Lotus Improv was a new spreadsheet application by the makers of Lotus 1-2-3, and was billed as being a revolutionary rethink of how spreadsheets should work. Improv did away with column and row headings, separated out data from formulas and from views of the data, and had an approach where you keyed in the data that made up your model, Improv guessed at what you were trying to do and between you and the application, the financial model just sort of appeared.
The really cool thing about Improv though was that it let you put together multi-dimensional worksheets that aren't a million miles away from the OLAP applications we work with today. Using Improv, you could put together a regular rows and columns spreadsheet in a similar fashion to 1-2-3 or Excel, but then you could go on and name these as for example "Products" and "Time" and then add additional "dimensions" such as Salesperson, Item, Channel and so forth.
In fact, what you were building up was very similar to the crosstab interfaces with dimension selectors you get with OracleBI Discoverer and the OracleBI Spreadsheet Add-in, with the added benefit that you actually entered the data directly into the spreadsheet rather than having to load it through the OLAP server first. There's an excellent write-up of Improv over at Moose's Software Valley where you can see the complete process of building an Improv spreadsheet and doing some multidimensional analysis.
As well as giving you a spreadsheet interface to an OLAP cube, Improv also came with a scripting language called Lotus Script that performs much the same function as Express 4GL and Express Basic.
Not a bad little package actually. Although Improv originated on the NeXT platform, the version I used was ported to Windows 3.1 back in 1993 and it sold for around 100, for which you got a desktop OLAP server, a pretty capable spreadsheet and what was considered to be a powerful scripting language. So, where did it all go wrong?
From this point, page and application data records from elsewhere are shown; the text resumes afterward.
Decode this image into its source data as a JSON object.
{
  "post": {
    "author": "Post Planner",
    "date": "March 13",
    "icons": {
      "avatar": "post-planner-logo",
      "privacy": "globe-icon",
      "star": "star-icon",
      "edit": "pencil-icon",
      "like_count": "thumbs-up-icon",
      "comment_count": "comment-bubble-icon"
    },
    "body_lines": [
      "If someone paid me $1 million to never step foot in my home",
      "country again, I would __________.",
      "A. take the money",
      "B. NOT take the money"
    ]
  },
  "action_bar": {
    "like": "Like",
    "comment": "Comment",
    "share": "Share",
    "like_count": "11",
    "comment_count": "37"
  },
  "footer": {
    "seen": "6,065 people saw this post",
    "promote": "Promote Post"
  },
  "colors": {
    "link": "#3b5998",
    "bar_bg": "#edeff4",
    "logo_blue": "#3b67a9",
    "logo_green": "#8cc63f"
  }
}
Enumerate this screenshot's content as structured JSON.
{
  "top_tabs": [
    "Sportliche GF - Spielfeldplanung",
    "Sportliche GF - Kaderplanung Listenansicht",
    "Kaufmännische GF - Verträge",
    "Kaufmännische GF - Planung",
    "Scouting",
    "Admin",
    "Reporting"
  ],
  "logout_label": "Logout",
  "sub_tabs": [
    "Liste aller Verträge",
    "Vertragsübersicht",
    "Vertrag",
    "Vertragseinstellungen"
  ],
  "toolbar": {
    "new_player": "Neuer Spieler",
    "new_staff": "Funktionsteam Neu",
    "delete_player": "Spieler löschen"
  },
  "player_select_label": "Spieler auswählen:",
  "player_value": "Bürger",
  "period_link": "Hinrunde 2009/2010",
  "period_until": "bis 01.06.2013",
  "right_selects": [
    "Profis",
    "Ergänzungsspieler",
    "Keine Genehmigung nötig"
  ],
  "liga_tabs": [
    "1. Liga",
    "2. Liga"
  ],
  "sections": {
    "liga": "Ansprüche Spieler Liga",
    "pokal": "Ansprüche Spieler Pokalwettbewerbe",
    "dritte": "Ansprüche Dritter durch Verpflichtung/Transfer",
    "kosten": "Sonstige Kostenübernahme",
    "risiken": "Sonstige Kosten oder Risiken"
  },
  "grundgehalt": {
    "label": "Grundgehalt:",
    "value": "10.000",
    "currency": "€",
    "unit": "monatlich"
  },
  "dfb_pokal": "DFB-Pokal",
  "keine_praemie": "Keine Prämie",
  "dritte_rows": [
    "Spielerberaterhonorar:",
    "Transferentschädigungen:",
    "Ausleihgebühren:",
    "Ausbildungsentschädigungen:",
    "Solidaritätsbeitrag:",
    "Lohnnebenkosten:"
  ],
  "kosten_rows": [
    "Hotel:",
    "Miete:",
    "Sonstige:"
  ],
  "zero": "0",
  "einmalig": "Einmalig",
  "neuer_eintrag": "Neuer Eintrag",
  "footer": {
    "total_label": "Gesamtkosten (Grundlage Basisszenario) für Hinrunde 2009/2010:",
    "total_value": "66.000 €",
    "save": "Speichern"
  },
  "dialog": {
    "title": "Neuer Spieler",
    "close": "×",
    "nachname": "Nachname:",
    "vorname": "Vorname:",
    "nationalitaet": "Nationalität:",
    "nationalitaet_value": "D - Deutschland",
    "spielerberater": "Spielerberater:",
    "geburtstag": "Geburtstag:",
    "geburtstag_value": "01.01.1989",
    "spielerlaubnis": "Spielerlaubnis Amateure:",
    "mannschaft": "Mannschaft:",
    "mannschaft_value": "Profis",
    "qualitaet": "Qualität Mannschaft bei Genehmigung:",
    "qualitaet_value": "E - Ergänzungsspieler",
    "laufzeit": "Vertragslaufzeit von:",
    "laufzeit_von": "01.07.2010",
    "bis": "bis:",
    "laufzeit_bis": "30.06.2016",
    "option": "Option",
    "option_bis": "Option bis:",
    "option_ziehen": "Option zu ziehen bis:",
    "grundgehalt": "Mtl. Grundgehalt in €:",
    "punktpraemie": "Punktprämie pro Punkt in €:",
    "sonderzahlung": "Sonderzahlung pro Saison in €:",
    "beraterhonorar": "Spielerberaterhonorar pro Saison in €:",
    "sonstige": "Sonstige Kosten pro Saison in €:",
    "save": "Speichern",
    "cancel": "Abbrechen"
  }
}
From speaking to a few guys in the office who used to work for the OLAP vendors of the time, the likes of Comshare, Holos and IRI were worried about Improv at the time as it had much the same functionality as product such as Holos and Express but with the backing of Lotus, who at the time were number one in the spreadsheet market with 1-2-3. In the end though, Lotus marketed Improv more as "spreadsheets done right" (referring to the separation of data and formulas, and the more rigid structure of an Improv model) rather than it's OLAP capabilities, which unfortunately had the effect of confusing those customers who now had to choose between 1-2-3 and Improv, and instead chose Microsoft Excel instead. From an architecture viewpoint, Improv was also limited by the fact that its cubes ran in memory rather than being paged to disk, so it was always limited in what it could hold, especially with the typical amount of memory a PC had then, and so in the end was never really the threat to vendors such as IRI and Holistic Systems that it could have been. Still, it's an interesting historical footnote and the technology, or at least the approach, still lives on today in the Pivot Tables you get with Microsoft Excel, and a product called Quantrix that aims to recreate much of the same functionality that Lotus Improv had.
If you're interested in reading a bit more about Lotus Improv, here's a few good resources: